## [Task requirements]
What is needed here is an exact copy of every entry.

:: Record excerpts

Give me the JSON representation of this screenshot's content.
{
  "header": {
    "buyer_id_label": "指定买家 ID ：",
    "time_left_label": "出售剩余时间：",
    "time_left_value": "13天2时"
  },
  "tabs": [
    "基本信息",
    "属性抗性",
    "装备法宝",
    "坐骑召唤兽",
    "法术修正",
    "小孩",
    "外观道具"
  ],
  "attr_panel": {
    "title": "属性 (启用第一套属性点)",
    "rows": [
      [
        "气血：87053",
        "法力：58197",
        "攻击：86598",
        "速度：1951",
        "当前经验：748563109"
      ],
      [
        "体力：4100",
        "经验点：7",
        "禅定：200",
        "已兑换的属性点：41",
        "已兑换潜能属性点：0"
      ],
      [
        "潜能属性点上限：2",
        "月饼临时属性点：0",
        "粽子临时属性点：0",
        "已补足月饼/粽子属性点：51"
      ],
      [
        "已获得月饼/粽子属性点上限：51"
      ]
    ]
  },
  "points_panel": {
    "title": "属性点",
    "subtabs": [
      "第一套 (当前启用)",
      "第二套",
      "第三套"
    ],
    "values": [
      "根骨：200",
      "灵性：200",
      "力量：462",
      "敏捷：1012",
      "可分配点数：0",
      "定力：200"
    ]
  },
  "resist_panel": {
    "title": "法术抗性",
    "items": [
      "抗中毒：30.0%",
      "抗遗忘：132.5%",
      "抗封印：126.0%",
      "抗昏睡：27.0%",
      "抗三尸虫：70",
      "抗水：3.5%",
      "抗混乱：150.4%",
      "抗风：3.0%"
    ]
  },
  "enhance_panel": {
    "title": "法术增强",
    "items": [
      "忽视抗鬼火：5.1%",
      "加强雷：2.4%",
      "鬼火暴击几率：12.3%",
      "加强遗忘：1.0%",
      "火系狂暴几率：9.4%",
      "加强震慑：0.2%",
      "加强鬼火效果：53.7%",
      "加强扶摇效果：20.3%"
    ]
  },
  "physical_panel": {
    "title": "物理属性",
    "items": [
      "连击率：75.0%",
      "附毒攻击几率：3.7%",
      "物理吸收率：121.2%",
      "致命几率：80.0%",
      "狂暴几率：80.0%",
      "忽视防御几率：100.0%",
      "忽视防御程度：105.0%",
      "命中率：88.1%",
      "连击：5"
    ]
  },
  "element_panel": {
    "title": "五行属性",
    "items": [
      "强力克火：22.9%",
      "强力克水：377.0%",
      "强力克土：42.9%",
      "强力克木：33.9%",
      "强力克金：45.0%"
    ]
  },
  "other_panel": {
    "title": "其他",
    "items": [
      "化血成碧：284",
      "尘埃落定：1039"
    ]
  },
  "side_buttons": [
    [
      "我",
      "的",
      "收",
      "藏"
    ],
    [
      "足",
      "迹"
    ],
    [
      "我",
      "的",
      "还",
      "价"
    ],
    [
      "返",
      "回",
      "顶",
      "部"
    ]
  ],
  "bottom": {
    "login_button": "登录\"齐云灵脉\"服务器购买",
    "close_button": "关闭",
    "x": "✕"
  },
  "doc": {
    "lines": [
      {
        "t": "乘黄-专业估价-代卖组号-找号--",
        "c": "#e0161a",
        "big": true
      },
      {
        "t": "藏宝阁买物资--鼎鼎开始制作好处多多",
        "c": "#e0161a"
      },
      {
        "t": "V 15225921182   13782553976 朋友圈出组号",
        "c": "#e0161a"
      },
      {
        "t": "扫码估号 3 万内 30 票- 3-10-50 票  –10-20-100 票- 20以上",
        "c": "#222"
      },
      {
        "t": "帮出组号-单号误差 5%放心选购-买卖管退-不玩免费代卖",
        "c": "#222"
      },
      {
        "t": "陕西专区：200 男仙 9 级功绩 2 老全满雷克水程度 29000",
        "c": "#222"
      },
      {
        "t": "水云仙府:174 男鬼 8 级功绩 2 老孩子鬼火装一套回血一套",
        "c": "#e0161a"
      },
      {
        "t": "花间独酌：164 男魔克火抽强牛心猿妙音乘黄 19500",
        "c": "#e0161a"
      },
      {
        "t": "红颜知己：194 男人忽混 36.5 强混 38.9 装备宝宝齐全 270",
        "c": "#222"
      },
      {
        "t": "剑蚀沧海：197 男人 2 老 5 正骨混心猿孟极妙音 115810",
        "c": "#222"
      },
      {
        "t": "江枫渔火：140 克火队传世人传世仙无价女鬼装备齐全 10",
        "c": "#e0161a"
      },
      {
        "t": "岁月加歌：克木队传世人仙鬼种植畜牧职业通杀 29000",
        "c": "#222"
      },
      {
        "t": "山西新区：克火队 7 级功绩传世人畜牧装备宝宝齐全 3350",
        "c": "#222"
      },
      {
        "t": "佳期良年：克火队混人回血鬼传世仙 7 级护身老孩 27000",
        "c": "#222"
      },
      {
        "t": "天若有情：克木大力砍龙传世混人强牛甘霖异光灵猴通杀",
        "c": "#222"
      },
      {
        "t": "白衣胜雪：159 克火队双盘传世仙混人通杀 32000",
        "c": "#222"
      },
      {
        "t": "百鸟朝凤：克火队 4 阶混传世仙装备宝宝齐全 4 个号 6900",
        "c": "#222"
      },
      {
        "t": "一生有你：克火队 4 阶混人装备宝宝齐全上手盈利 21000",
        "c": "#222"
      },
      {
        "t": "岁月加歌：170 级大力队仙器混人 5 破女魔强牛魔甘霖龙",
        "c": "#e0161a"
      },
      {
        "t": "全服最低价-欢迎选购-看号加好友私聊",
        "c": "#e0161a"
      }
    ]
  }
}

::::

## [Solution]
Give me the JSON representation of this screenshot's content.
{
  "header": {
    "buyer_id_label": "指定买家 ID ：",
    "time_left_label": "出售剩余时间：",
    "time_left_value": "13天2时"
  },
  "tabs": [
    "基本信息",
    "属性抗性",
    "装备法宝",
    "坐骑召唤兽",
    "法术修正",
    "小孩",
    "外观道具"
  ],
  "attr_panel": {
    "title": "属性 (启用第一套属性点)",
    "rows": [
      [
        "气血：87053",
        "法力：58197",
        "攻击：86598",
        "速度：1951",
        "当前经验：748563109"
      ],
      [
        "体力：4100",
        "经验点：7",
        "禅定：200",
        "已兑换的属性点：41",
        "已兑换潜能属性点：0"
      ],
      [
        "潜能属性点上限：2",
        "月饼临时属性点：0",
        "粽子临时属性点：0",
        "已补足月饼/粽子属性点：51"
      ],
      [
        "已获得月饼/粽子属性点上限：51"
      ]
    ]
  },
  "points_panel": {
    "title": "属性点",
    "subtabs": [
      "第一套 (当前启用)",
      "第二套",
      "第三套"
    ],
    "values": [
      "根骨：200",
      "灵性：200",
      "力量：462",
      "敏捷：1012",
      "可分配点数：0",
      "定力：200"
    ]
  },
  "resist_panel": {
    "title": "法术抗性",
    "items": [
      "抗中毒：30.0%",
      "抗遗忘：132.5%",
      "抗封印：126.0%",
      "抗昏睡：27.0%",
      "抗三尸虫：70",
      "抗水：3.5%",
      "抗混乱：150.4%",
      "抗风：3.0%"
    ]
  },
  "enhance_panel": {
    "title": "法术增强",
    "items": [
      "忽视抗鬼火：5.1%",
      "加强雷：2.4%",
      "鬼火暴击几率：12.3%",
      "加强遗忘：1.0%",
      "火系狂暴几率：9.4%",
      "加强震慑：0.2%",
      "加强鬼火效果：53.7%",
      "加强扶摇效果：20.3%"
    ]
  },
  "physical_panel": {
    "title": "物理属性",
    "items": [
      "连击率：75.0%",
      "附毒攻击几率：3.7%",
      "物理吸收率：121.2%",
      "致命几率：80.0%",
      "狂暴几率：80.0%",
      "忽视防御几率：100.0%",
      "忽视防御程度：105.0%",
      "命中率：88.1%",
      "连击：5"
    ]
  },
  "element_panel": {
    "title": "五行属性",
    "items": [
      "强力克火：22.9%",
      "强力克水：377.0%",
      "强力克土：42.9%",
      "强力克木：33.9%",
      "强力克金：45.0%"
    ]
  },
  "other_panel": {
    "title": "其他",
    "items": [
      "化血成碧：284",
      "尘埃落定：1039"
    ]
  },
  "side_buttons": [
    [
      "我",
      "的",
      "收",
      "藏"
    ],
    [
      "足",
      "迹"
    ],
    [
      "我",
      "的",
      "还",
      "价"
    ],
    [
      "返",
      "回",
      "顶",
      "部"
    ]
  ],
  "bottom": {
    "login_button": "登录\"齐云灵脉\"服务器购买",
    "close_button": "关闭",
    "x": "✕"
  },
  "doc": {
    "lines": [
      {
        "t": "乘黄-专业估价-代卖组号-找号--",
        "c": "#e0161a",
        "big": true
      },
      {
        "t": "藏宝阁买物资--鼎鼎开始制作好处多多",
        "c": "#e0161a"
      },
      {
        "t": "V 15225921182   13782553976 朋友圈出组号",
        "c": "#e0161a"
      },
      {
        "t": "扫码估号 3 万内 30 票- 3-10-50 票  –10-20-100 票- 20以上",
        "c": "#222"
      },
      {
        "t": "帮出组号-单号误差 5%放心选购-买卖管退-不玩免费代卖",
        "c": "#222"
      },
      {
        "t": "陕西专区：200 男仙 9 级功绩 2 老全满雷克水程度 29000",
        "c": "#222"
      },
      {
        "t": "水云仙府:174 男鬼 8 级功绩 2 老孩子鬼火装一套回血一套",
        "c": "#e0161a"
      },
      {
        "t": "花间独酌：164 男魔克火抽强牛心猿妙音乘黄 19500",
        "c": "#e0161a"
      },
      {
        "t": "红颜知己：194 男人忽混 36.5 强混 38.9 装备宝宝齐全 270",
        "c": "#222"
      },
      {
        "t": "剑蚀沧海：197 男人 2 老 5 正骨混心猿孟极妙音 115810",
        "c": "#222"
      },
      {
        "t": "江枫渔火：140 克火队传世人传世仙无价女鬼装备齐全 10",
        "c": "#e0161a"
      },
      {
        "t": "岁月加歌：克木队传世人仙鬼种植畜牧职业通杀 29000",
        "c": "#222"
      },
      {
        "t": "山西新区：克火队 7 级功绩传世人畜牧装备宝宝齐全 3350",
        "c": "#222"
      },
      {
        "t": "佳期良年：克火队混人回血鬼传世仙 7 级护身老孩 27000",
        "c": "#222"
      },
      {
        "t": "天若有情：克木大力砍龙传世混人强牛甘霖异光灵猴通杀",
        "c": "#222"
      },
      {
        "t": "白衣胜雪：159 克火队双盘传世仙混人通杀 32000",
        "c": "#222"
      },
      {
        "t": "百鸟朝凤：克火队 4 阶混传世仙装备宝宝齐全 4 个号 6900",
        "c": "#222"
      },
      {
        "t": "一生有你：克火队 4 阶混人装备宝宝齐全上手盈利 21000",
        "c": "#222"
      },
      {
        "t": "岁月加歌：170 级大力队仙器混人 5 破女魔强牛魔甘霖龙",
        "c": "#e0161a"
      },
      {
        "t": "全服最低价-欢迎选购-看号加好友私聊",
        "c": "#e0161a"
      }
    ]
  }
}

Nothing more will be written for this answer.